After all, the four-door model starts at $12,445 with the five-door hatch being $14,595 (before the $760 delivery charge). Plus, the Accent is rated at 30 mpg city and 40 mpg highway. The only thing it really gives up to the Elantra, besides price, is 10 horsepower and four inches of wheelbase.
OK, that’s being a bit simplistic, there are lots of other differences between the two models. While I agree with the sentiment that the Accent could siphon off some Elantra sales, I think it’s going to do some real damage among the competition, which is chiefly defined as the Ford Fiesta, Toyota Yaris, Chevy Aveo (soon to be Sonic) and the Mazda2.
Of that group, Ford should be the most concerned because the Accent compares to it in looks, beats it in price, and wins the power game while providing better fuel economy. The Yaris, Mazda2 and Honda Fit will lose some customers, too, but the Fiesta will be most challenged because Hyundai, it is safe to say, now offers the best sub-compact in the United States. The Fiesta had that honor until now.
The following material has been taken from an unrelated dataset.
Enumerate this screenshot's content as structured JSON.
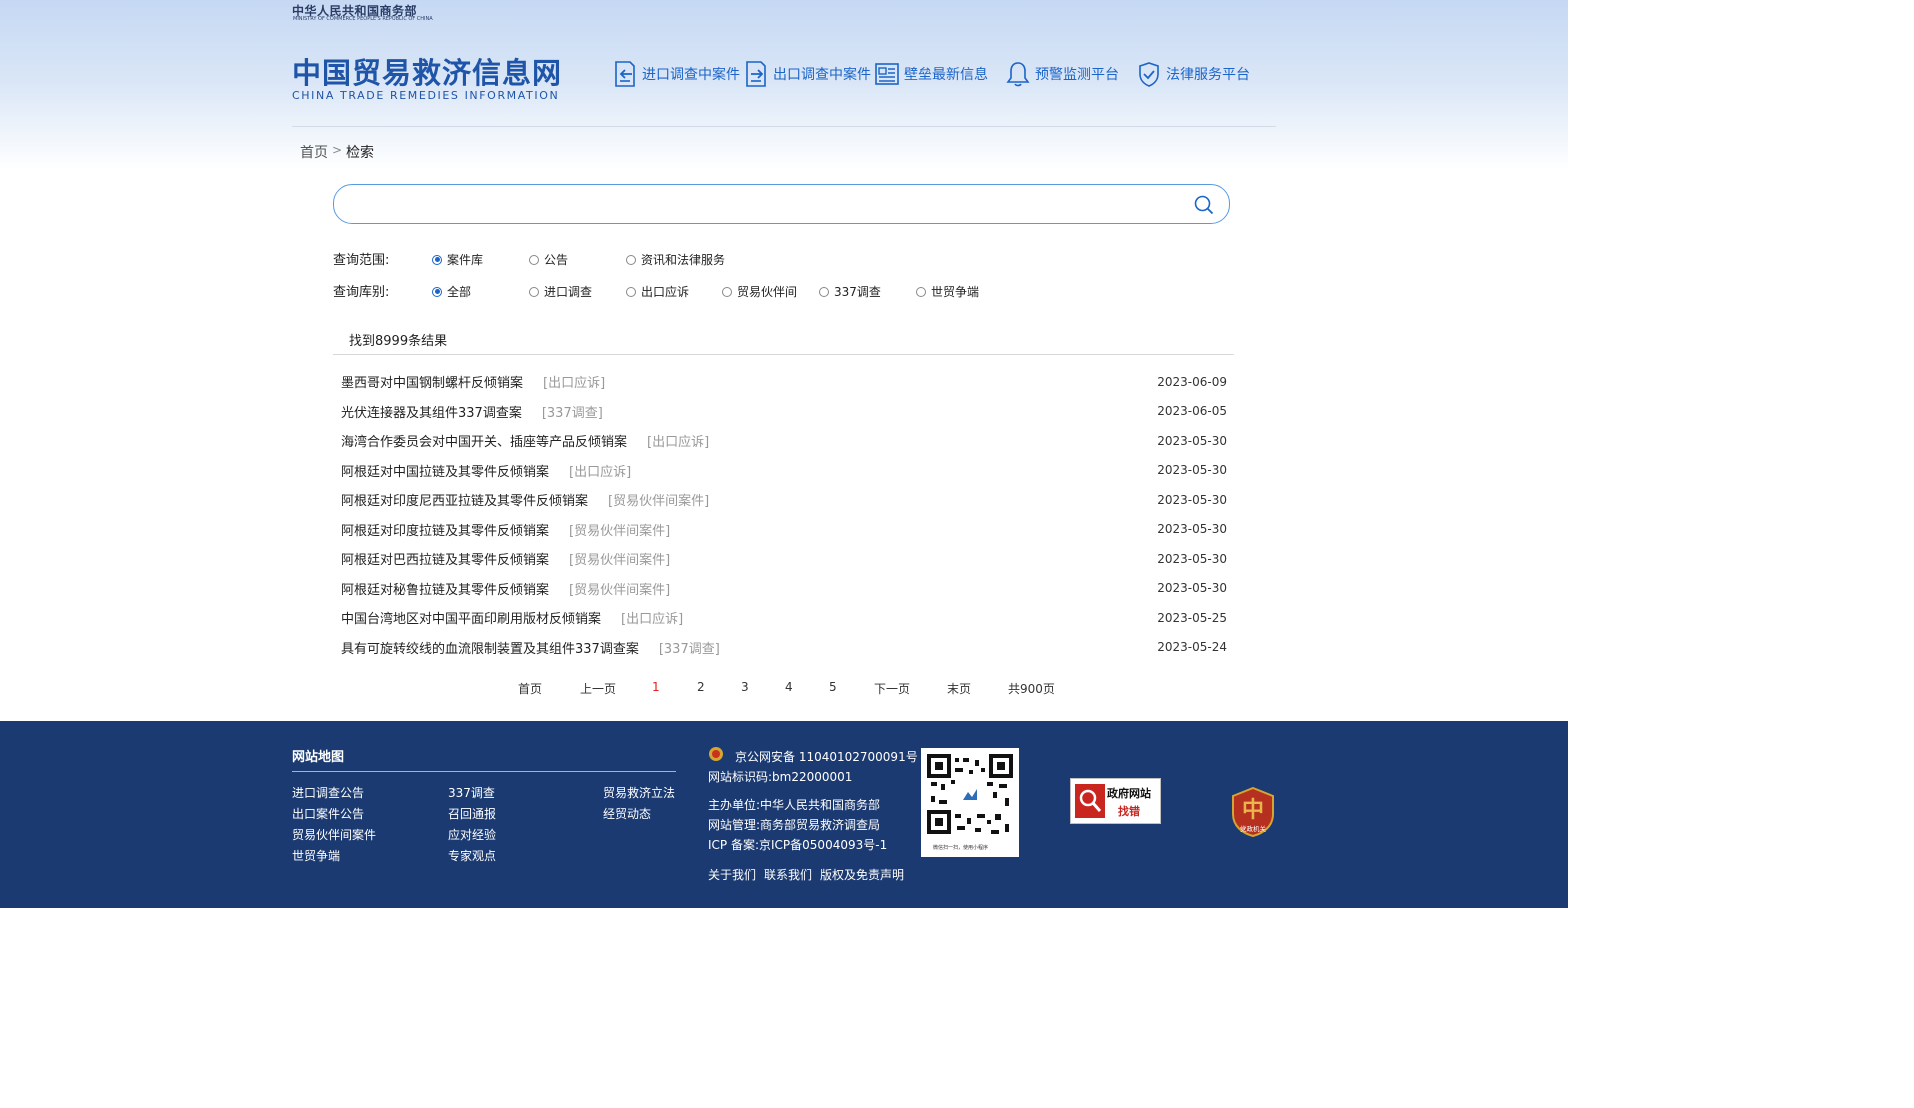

The model I drove during a media preview in Las Vegas was the five-door hatchback with six-speed manual transmission. Its shifter was seamless as it effortlessly clicked through the gears under brisk acceleration. A good manual transmission hits all the gears the first time out with little thought from the driver. You don’t want to distracted while hunting for gears.
It is powered by an all-aluminum 1.6-liter Gamma four-cylinder engine that produces a class-leading 138 horsepower and 123 lb-ft of torque. It uses gas direct injection, a first in the sub-compact class, which helps improve its fuel efficiency 18 percent overall from last year’s model. Just to keep piling on to the Fiesta, the Accent has 15 percent more horsepower while delivering roughly 3 percent better fuel economy. The next most powerful subcompact would be the Aveo and that’s a whopping 23 percent less powerful.
The strongest safety feature on the Accent is four disk brakes that provide strong stopping power of 138 feet from 60 mph. I tested the brakes twice while driving around Lake Mead in Nevada and both times stopping power instant and straight.
Typical with Hyundai’s commitment to safety in the last five years, the Accent has two front impact airbags, two front seat-mounted side impact airbags, and curtain side-impact airbags for front and rear passengers. Active head restraints are also standard, which Hyundai points out are not available on the Fiesta, Yaris, Aveo or Mazda2.
All this power, safety and fuel efficiency combines to create a car that is just fun to drive. It rides quietly for a vehicle in this price class. Is it Lexus quiet? No, but neither does engine noise invade the cabin except under the hardest of shifts. You can quietly zip around at speeds north of 80 mph in relative solitude.
The interior of the Hyundai Accent is surprisingly upscale for an entry-level vehicle. Its plastic interior is soft to the touch because of the integration of volcanic ash into its materials. It’s a little thing but the grain of the plastic flowed smoothly from door to dashboard with no discernible break.
Interior space is also good because the Accent is actually rated as a compact by the EPA. Shoulder room is more than ample. The space in the back would be tight for two six-footers with similar size passengers in the front but kids are going to find it more than spacious. Cargo space in the hatchback is also best in class.
OK, so what’s wrong with the Accent? For its starting price of $12,445? Nothing. There might be things you don’t like but now when you compare it against other vehicles in its price range. (For instance, the driver’s side window is automatic down but not up, which is useful when driving a standard.)
And, finally, here’s a little economics lesson for you. How can Hyundai sell such value packed cars at low prices? Apparently, the U.S. dollar is still strong against the Korean currency. Take advantage of that if you’re in the new car market. Plus, Korean supplies are strong.
(For the latest new car news, follow me on Twitter at aboutusedcars. You can also learn about buying and selling a used car at UsedCars.About.com.)
Wheelbase: 101.2 inches
Length: 162.0 inches
Width: 66.9 inches
Height: 57.1 inches
Curb weight: 2430 lbs.
Engine: 1.4-liter, four-cylinder
Horsepower: 138 @ 6,300 rpm
Torque: 123 lb-ft @ 4,850 rpm
EPA estimated mpg city/highway: 30/40
Base price: $14,595
As-tested price: $15,895
Also consider: (a comparative vehicle) Toyota Yaris, Ford Fiesta, Honda Fit, Mazda Mazda2